Although Lionsgate released the film, Columbia/TriStar got the home video rights for a limited time, “but then the rights lapsed,” Smith said. About a decade later, Smith received a call from Weinstein about a potential Dogma sequel or TV series. This was in 2017—a week before the New York Times published the expose about Weisteins’s assault and rape allegations.

When Smith mentioned to former Miramax executive John Gordon that he had been in contact with Weinstein, Gordon allegedly said Weinstein “called everyone because he knew the story was coming, and he wanted to find out who spoke [to the Times].” Smith said, “I was like, ‘That makes perfect sense.’ I’m guileless, I don’t see all the angles. He was calling not because he wanted to do anything with Dogma.

Smith claims that Weinstein called “to see if I was one of the people who had spoken to the New York Times. I hadn’t because I didn’t know any of that stuff.”

Why you can't watch 'Dogma' anywhere'Dogma'Credit: Lionsgate

The future of Dogma

Desperate to get the rights back to his film, Smith and his lawyers tried to buy the film rights back when Weinstein was trying to sell them for $5 million. Unfortunately, Weinstein “scoffed” at his various offers, refusing to sell Smith back his rights.

“He’s holding it hostage,” Smith said. “My movie about angels is owned by the devil himself and if there’s only one way out of this, maybe we could buy it back.” Smith learned a few months ago that “a new company” now has the rights to the film, but he is sure that the same company with a new name to distance itself from the controversy still holds the rights.

If there is anything to take away from this, it’s to push for an industry-standard clause that should be proposed regarding rights to projects to protect the creator’s work and prevent something like this from happening ever again.
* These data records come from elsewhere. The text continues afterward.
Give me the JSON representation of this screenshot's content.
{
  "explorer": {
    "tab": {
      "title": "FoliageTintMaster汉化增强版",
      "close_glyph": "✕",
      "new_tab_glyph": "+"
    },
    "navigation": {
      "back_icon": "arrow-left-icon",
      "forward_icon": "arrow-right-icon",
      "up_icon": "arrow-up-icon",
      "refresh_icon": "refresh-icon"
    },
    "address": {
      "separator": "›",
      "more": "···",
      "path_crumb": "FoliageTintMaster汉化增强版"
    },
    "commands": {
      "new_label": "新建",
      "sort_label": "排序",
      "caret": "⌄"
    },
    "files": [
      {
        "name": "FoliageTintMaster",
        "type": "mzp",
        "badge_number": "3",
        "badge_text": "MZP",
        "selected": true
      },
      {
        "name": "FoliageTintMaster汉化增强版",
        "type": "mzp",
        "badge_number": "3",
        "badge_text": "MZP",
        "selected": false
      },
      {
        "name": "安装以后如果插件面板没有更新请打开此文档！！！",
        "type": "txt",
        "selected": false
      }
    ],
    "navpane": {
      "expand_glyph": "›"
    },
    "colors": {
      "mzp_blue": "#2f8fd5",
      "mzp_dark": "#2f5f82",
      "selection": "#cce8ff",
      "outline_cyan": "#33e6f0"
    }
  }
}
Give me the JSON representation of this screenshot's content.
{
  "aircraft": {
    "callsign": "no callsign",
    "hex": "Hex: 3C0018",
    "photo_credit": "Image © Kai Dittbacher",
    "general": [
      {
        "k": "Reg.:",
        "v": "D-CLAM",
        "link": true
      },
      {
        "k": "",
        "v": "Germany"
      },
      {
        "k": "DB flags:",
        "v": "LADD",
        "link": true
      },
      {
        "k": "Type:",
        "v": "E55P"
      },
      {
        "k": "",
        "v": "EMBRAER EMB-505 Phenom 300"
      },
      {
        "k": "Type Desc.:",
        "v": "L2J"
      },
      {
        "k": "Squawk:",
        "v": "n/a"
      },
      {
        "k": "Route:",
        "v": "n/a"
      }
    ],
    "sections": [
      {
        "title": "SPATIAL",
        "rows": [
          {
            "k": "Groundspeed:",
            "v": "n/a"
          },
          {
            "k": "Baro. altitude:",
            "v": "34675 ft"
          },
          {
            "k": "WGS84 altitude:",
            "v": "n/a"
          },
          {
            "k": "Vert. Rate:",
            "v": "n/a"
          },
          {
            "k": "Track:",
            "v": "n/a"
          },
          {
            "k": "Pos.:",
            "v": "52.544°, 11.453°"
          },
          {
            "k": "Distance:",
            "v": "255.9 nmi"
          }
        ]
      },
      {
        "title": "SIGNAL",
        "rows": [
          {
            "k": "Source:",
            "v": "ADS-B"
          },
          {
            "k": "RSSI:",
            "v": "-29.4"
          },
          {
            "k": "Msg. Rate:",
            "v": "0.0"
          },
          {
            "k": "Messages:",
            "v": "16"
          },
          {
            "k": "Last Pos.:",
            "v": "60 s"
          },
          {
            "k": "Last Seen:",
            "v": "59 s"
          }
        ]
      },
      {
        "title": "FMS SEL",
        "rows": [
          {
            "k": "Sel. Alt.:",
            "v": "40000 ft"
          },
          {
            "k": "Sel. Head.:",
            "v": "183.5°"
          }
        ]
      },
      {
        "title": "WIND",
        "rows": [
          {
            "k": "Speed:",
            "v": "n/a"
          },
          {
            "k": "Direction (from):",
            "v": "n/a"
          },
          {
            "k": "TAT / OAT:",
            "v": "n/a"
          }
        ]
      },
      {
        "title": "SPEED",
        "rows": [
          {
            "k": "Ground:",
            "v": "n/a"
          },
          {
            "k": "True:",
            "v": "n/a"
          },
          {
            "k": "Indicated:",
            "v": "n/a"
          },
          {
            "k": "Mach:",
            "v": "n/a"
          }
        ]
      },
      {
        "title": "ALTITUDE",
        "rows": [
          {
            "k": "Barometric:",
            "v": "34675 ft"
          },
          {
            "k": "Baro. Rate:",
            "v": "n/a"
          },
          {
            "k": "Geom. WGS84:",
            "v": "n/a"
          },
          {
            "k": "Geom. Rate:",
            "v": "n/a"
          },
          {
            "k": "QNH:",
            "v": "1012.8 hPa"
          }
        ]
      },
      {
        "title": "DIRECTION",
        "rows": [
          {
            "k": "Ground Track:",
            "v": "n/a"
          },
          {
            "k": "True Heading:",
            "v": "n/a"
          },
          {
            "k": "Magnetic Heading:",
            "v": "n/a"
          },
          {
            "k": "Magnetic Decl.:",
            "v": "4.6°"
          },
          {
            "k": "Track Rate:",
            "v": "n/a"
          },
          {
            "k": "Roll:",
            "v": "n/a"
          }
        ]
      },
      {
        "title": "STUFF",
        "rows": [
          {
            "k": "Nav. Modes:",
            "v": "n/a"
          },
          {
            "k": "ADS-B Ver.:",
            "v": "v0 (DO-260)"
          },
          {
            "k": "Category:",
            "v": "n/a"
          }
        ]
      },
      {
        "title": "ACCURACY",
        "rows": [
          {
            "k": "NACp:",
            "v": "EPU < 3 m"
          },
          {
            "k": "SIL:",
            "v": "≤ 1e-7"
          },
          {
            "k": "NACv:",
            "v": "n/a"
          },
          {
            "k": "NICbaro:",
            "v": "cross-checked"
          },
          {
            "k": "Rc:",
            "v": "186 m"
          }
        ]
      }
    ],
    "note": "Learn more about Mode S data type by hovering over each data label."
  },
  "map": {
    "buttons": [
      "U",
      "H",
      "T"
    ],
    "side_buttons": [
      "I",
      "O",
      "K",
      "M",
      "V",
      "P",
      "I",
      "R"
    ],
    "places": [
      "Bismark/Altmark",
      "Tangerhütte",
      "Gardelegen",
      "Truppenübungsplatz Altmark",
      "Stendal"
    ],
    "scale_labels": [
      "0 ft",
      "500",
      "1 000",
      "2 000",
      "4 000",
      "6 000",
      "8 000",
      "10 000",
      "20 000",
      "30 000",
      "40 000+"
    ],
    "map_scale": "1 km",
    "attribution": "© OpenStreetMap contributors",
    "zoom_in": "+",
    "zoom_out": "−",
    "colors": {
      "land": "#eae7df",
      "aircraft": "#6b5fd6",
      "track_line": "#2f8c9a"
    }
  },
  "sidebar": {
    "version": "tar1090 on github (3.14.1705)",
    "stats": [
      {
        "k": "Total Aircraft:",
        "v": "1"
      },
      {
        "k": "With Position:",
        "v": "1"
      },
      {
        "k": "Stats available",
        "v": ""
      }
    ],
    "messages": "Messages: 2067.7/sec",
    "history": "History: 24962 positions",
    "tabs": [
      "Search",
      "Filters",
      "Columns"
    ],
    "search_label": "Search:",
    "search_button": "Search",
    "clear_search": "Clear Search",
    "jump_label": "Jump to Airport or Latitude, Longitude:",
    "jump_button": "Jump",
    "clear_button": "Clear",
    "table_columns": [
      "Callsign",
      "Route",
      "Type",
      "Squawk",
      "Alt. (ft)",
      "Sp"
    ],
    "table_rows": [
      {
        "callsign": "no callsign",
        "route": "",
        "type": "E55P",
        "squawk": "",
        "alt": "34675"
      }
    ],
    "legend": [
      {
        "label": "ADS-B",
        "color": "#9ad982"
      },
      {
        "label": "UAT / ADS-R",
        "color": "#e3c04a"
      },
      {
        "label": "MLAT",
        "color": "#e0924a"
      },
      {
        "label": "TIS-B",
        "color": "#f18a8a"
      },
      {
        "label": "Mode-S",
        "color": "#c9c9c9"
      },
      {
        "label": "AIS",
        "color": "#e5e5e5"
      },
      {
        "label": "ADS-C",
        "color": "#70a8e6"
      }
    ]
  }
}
Let us know your thoughts on the matter in the comments below.

Source: The Wrap